Problem statement: How many lines in these entries contain the string "heading"? Reply with the number alone.
------------------------------------------------------------------------
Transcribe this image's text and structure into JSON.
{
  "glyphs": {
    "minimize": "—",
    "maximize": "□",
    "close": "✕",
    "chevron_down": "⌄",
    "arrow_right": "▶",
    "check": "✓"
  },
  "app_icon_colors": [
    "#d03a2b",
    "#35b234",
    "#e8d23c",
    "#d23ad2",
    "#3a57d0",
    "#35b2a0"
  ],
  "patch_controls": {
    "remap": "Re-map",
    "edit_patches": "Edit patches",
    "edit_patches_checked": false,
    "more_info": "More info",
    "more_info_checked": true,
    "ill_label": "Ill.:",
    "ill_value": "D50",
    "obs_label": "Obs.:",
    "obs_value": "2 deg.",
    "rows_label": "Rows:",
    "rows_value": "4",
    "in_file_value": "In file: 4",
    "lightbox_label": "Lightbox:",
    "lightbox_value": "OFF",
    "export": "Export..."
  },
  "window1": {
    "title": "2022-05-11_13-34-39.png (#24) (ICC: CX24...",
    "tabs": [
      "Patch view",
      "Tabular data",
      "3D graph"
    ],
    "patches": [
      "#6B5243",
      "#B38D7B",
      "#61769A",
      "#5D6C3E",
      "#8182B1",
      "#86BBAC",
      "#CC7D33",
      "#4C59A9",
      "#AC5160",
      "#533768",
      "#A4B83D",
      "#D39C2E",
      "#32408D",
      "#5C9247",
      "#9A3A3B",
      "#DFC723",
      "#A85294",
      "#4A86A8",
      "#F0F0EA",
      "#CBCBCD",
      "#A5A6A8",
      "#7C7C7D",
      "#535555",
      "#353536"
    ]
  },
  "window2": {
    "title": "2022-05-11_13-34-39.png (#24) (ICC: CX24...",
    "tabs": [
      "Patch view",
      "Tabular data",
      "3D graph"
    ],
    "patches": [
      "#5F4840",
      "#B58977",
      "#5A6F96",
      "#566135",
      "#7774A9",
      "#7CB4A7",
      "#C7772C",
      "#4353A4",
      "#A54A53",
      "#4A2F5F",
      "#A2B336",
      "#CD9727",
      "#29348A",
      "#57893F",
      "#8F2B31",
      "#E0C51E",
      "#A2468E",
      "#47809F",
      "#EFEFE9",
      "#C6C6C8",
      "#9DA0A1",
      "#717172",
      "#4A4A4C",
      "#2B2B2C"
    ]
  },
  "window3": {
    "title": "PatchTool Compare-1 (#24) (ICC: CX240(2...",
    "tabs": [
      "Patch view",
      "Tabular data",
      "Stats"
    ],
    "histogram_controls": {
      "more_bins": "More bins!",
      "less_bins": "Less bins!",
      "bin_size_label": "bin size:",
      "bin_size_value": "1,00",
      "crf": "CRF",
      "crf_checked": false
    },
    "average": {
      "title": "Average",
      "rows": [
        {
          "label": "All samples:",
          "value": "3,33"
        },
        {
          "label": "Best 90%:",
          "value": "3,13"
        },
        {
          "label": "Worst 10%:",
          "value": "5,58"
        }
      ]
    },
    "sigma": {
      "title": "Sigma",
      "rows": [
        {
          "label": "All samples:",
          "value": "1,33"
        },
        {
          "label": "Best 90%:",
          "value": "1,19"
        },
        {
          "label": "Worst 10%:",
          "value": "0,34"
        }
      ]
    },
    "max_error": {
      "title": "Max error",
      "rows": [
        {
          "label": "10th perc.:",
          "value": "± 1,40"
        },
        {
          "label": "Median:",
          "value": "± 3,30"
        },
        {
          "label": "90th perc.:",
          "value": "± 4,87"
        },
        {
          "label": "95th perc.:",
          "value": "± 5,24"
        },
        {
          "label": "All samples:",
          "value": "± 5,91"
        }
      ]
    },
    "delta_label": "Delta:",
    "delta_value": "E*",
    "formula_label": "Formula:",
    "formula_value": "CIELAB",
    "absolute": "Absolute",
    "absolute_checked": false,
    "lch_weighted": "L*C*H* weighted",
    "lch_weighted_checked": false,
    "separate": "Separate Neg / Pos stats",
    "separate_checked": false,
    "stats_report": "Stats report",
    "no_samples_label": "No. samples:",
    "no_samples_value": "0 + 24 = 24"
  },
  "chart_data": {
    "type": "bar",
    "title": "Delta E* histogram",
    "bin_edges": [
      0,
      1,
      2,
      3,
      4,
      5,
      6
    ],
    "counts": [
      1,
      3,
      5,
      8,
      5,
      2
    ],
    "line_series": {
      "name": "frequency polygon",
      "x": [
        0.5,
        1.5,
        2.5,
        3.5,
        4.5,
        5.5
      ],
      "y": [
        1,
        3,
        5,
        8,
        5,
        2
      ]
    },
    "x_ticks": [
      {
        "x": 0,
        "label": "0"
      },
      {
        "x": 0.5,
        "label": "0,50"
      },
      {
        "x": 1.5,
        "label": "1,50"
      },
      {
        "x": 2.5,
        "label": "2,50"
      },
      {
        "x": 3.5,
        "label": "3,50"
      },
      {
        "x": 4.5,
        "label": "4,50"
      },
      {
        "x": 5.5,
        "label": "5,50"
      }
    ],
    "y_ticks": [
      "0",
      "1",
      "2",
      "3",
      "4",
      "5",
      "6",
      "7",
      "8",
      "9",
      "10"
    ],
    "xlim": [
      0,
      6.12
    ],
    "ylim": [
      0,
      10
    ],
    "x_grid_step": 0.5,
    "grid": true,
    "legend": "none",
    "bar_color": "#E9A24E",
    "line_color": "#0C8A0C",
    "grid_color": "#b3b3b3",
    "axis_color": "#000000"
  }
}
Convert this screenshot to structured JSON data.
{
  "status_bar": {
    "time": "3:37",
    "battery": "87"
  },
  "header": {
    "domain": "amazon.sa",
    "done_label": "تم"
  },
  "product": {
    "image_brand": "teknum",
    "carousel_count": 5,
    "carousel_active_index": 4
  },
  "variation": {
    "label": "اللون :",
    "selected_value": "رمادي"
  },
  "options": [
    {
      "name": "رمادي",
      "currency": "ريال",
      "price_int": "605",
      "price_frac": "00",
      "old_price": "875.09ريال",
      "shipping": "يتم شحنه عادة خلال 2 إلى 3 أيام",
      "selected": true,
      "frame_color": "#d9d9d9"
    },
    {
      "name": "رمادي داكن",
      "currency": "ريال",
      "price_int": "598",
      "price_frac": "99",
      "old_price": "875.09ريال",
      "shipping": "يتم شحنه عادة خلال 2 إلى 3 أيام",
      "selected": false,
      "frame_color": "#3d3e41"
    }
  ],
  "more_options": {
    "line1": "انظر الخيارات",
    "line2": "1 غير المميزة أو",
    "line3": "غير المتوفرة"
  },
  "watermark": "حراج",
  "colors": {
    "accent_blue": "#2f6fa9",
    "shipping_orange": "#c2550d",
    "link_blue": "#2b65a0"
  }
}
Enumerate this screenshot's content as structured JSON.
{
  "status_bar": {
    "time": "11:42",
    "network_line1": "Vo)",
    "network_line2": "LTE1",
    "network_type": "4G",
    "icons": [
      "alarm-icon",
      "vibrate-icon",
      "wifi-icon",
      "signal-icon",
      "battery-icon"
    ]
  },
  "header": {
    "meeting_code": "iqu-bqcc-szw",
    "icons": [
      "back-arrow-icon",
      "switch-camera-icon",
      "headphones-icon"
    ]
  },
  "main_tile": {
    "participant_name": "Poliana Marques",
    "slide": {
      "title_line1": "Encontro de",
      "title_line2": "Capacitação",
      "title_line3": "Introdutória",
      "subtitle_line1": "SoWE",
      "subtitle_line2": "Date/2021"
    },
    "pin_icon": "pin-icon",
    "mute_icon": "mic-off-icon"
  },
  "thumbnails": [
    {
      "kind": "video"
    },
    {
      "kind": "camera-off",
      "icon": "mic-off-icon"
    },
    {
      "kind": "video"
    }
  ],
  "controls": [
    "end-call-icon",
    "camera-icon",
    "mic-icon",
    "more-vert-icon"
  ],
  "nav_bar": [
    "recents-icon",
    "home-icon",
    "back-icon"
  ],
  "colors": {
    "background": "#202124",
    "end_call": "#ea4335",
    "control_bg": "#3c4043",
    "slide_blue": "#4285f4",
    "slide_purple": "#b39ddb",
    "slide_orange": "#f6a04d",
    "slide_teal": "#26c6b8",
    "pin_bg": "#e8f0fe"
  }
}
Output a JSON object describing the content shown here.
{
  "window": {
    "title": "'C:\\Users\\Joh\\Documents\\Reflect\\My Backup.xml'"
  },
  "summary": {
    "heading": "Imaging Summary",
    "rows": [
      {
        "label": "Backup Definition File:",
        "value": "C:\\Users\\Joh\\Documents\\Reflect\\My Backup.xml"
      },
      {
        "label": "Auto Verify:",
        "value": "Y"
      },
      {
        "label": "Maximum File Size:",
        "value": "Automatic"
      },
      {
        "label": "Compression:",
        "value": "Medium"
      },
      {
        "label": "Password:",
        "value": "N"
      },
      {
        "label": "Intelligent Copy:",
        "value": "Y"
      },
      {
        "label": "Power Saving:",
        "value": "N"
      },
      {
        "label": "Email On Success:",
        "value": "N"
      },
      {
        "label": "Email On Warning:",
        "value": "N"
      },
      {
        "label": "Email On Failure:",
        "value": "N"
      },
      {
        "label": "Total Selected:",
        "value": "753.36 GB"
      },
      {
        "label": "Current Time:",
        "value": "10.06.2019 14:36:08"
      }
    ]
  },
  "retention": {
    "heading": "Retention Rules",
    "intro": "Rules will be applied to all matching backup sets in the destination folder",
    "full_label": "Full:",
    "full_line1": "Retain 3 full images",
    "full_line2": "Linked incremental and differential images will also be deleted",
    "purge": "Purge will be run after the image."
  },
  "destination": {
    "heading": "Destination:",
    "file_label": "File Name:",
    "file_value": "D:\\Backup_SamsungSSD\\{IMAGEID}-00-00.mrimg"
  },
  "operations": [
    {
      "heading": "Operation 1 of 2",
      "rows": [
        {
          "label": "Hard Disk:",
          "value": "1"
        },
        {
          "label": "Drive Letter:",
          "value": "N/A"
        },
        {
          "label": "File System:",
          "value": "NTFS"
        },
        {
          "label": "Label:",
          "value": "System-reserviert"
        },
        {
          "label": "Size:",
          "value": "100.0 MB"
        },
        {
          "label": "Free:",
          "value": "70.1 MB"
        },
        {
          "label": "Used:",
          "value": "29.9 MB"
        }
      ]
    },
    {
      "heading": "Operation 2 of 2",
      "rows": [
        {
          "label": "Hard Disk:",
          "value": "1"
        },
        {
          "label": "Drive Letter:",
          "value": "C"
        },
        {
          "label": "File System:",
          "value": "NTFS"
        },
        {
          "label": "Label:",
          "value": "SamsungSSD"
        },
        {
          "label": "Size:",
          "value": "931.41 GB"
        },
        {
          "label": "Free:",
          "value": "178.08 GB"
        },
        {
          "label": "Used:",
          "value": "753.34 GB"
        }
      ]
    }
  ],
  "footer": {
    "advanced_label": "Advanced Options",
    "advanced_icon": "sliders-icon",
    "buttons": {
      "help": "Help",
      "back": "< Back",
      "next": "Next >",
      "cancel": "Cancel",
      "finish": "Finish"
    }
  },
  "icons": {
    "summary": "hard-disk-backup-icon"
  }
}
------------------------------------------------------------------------
Response: 5